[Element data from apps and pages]
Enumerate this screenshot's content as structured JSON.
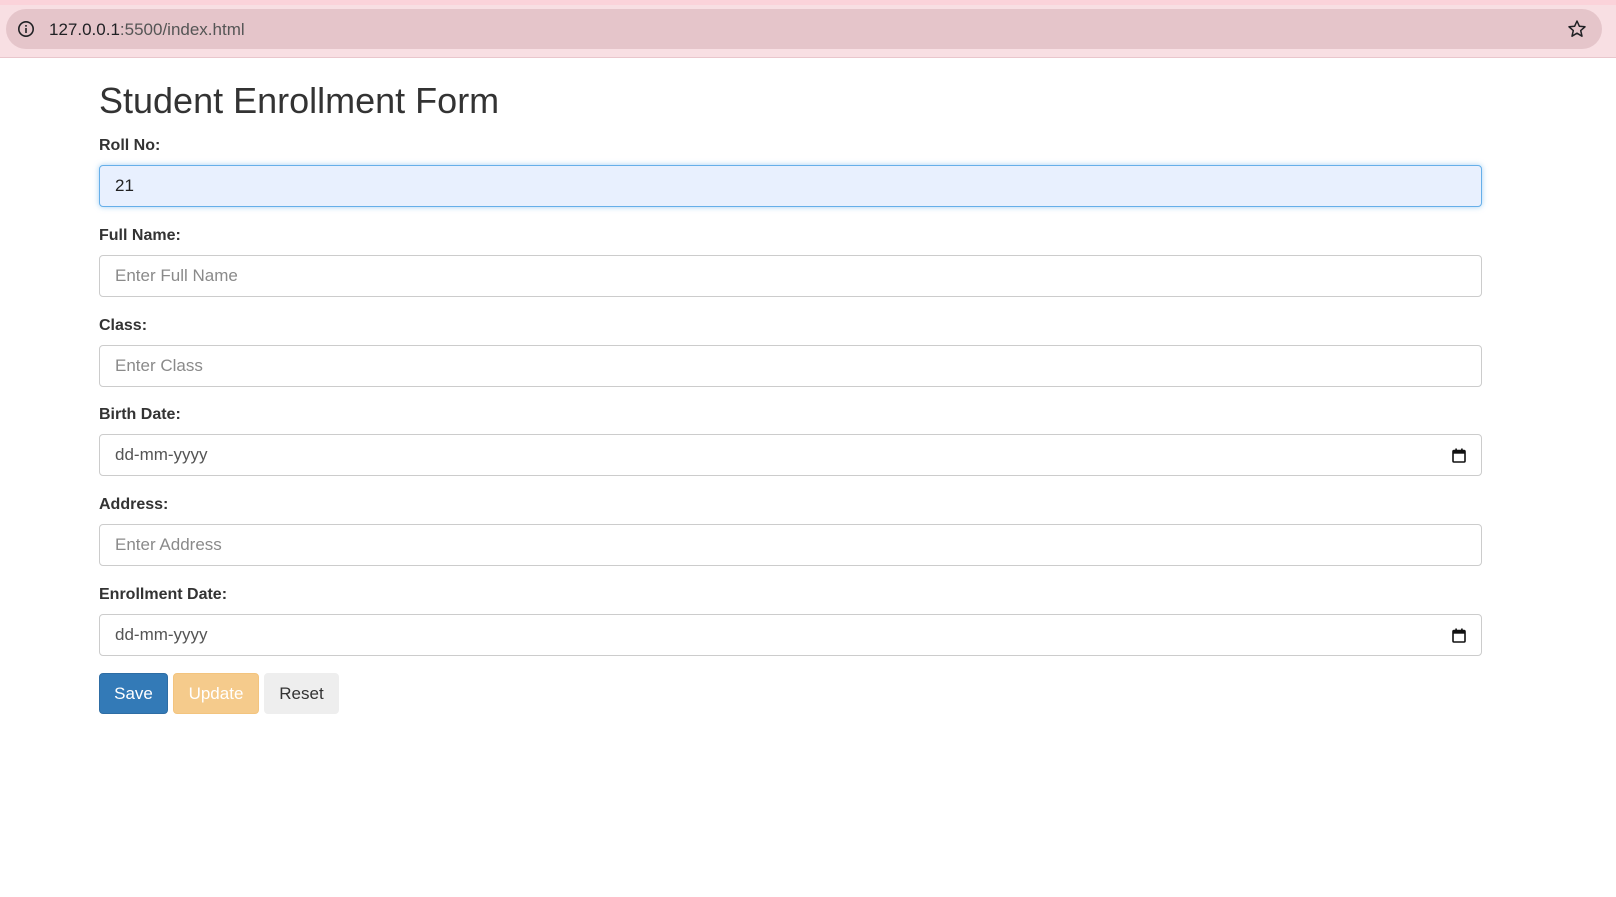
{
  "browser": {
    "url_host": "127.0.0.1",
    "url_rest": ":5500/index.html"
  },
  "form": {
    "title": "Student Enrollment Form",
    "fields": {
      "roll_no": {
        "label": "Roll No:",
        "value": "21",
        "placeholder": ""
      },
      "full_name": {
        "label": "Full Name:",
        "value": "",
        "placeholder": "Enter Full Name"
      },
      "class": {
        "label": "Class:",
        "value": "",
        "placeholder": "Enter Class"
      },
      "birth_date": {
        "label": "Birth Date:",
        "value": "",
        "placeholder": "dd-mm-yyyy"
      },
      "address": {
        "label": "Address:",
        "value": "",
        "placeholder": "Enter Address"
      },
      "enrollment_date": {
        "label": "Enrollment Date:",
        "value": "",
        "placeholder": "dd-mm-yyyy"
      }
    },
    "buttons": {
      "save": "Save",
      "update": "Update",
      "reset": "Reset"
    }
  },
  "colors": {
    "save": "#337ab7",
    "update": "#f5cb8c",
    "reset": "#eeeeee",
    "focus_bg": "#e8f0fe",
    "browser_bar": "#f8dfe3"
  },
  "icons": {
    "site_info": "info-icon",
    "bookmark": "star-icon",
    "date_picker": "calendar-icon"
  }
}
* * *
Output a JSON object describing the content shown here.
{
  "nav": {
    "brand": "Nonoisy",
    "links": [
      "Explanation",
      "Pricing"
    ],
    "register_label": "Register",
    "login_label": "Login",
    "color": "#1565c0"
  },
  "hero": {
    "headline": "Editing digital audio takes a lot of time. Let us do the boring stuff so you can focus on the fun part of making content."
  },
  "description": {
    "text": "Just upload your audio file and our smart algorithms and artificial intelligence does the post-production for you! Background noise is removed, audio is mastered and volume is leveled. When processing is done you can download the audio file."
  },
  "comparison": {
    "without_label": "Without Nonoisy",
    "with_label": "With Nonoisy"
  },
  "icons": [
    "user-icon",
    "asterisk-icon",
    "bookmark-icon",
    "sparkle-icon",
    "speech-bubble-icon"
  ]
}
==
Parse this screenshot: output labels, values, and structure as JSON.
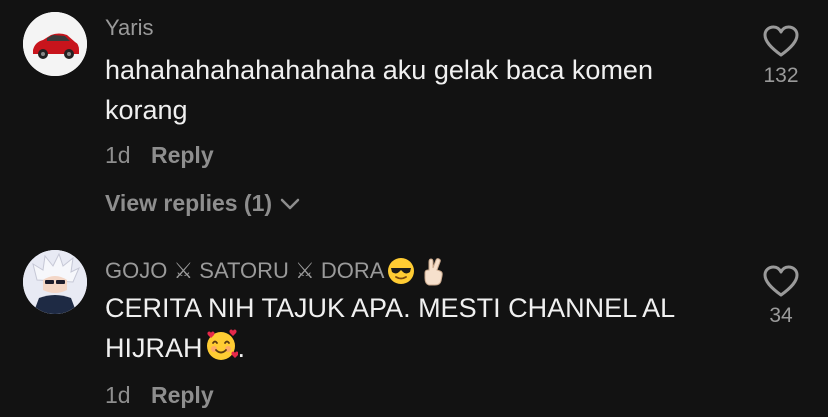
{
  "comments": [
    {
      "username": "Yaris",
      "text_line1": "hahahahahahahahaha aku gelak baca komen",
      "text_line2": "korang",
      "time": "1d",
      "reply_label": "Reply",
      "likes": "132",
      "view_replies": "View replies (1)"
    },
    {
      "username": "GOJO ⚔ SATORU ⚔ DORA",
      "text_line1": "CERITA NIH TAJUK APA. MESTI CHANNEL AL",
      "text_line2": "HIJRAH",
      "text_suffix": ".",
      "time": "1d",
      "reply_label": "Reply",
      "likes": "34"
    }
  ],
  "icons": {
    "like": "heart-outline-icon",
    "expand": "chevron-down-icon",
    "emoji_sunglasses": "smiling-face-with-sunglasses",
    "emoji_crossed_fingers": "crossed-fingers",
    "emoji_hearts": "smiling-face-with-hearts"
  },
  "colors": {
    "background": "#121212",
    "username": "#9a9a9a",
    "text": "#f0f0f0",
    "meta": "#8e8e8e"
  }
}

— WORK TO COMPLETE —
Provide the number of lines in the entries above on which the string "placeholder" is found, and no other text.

— RESPONSE AREA —
6